Much as that is so, hopes that Trump will prove an interlude rather blueprint for US strategy appear premature. China is the key bipartisan US priority.
Even before the coronavirus pandemic struck, a rare consensus had emerged in Washington that its attempts at inducing Beijing to become a ‘responsible stakeholder’ in global affairs had failed, a more assertive path was essential, and a ‘de-coupling’ of interdependent economies and supply lines was imperative.
Trump’s weaponization of tariffs may not have been the optimal vehicle, but the basic ‘get-tough’ default is bipartisan.
To this extent, while London may hope that its aspirations to be an independent, ‘Global Britain’ necessitate a less reflexively pro-Washington response, hard realities may intervene.
The US is increasingly inclined to force its partners to choose between aligning with Washington or Beijing on security and trade (the published US negotiating principles for a UK trade deal included provisions essentially precluding closer relations with China).
A Joe Biden administration wold undoubtedly be more congenial to British preferences on climate change and the Middle East, but the notion that it would represent a return to the status quo ante – Obama 2.0 – is misplaced.
A comprehensive FTA would still require congressional ratification and be subject to the multiple lobbying pressures – Big Pharma, the agricultural lobbies, financial services – with substantial clout on Capitol Hill.
Moreover, any Democratic agenda would target the defence budget as one of the few discretionary programmes that could help to fund an ambitious domestic agenda. In short, the ‘new normal’ may plausibly resemble recent conflict more than any supposed ‘golden age’ of bilateral cooperation.
Finally, it is worth noting the broadening and deepening of partisan and ideological polarisation in America. Although there is relatively little evidence that foreign policy is an object of polarisation – neither elites nor the public are consistently divided over a range of international questions – foreign policy is nonetheless affected by polarised politics.
On matters from treaty ratification and sanctions to appointments, each party is now willing and able to frustrate the other (one reason why Republican and Democratic presidents alike typically resort to executive orders). Moreover, some issues – Israel, Saudi Arabia, Taiwan – are increasingly dividing along party lines.

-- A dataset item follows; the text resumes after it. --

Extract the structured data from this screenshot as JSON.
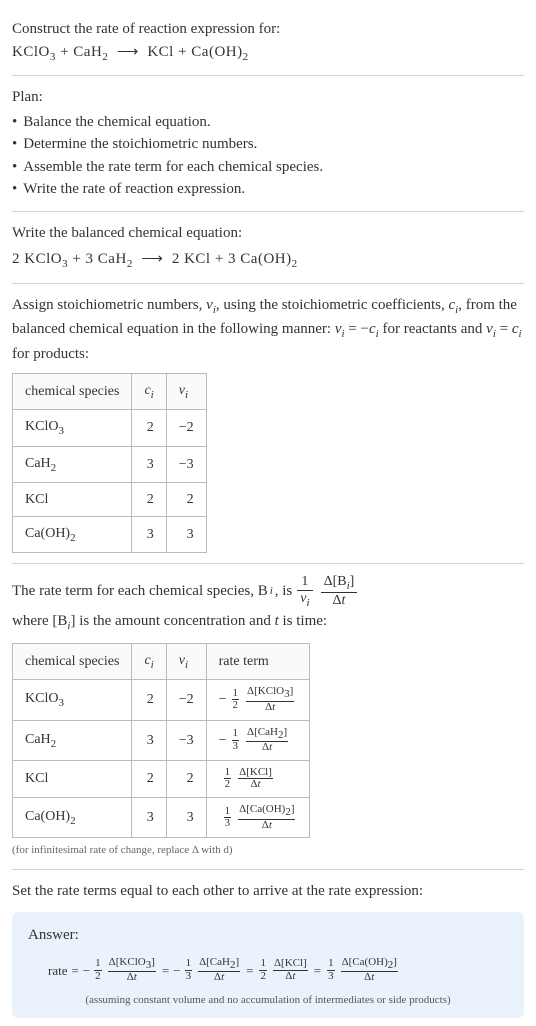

What that means for the UK is not entirely clear. But at a minimum it poses additional potential obstacles to harmonious relations, beyond the government-to-government problems.
A trade deal confronts diminished enthusiasm among Republicans (for whom security issues loom large) and scepticism among Democrats (who remain the most ardent economic nationalists on Capitol Hill).
Nancy Pelosi, Speaker of the House, made it clear on her visit to Ireland in summer 2019 that any threat to peace in Northern Ireland from Brexit would lead to her blocking any FTA. And while 45 Republican Senators wrote to the then new UK Prime Minister pledging support for any Brexit that he pursued, their ardour is now waning thanks to the Huawei heresy.
Asymmetrical relationships can still be mutually beneficial. But the UK-US one now looks like becoming either substantially diminished or wholly lopsided.
With little tradition of forging supportive coalitions in Washington – Britain’s institutional presence has long been concentrated in the Pentagon and intelligence community – London now finds itself in the worst of all worlds: shorn of the strategic intelligence of being inside the EU, with a downsized military, and the only ‘eye’ of the Five Eyes intelligence network not to exclude China from its 5G network.
After Brexit, London is increasingly facing a choice of recanting the policies that alienate Washington or entering an era of un-splendid isolation.
By Rob Singh, professor of politics at Birkbeck, University of London.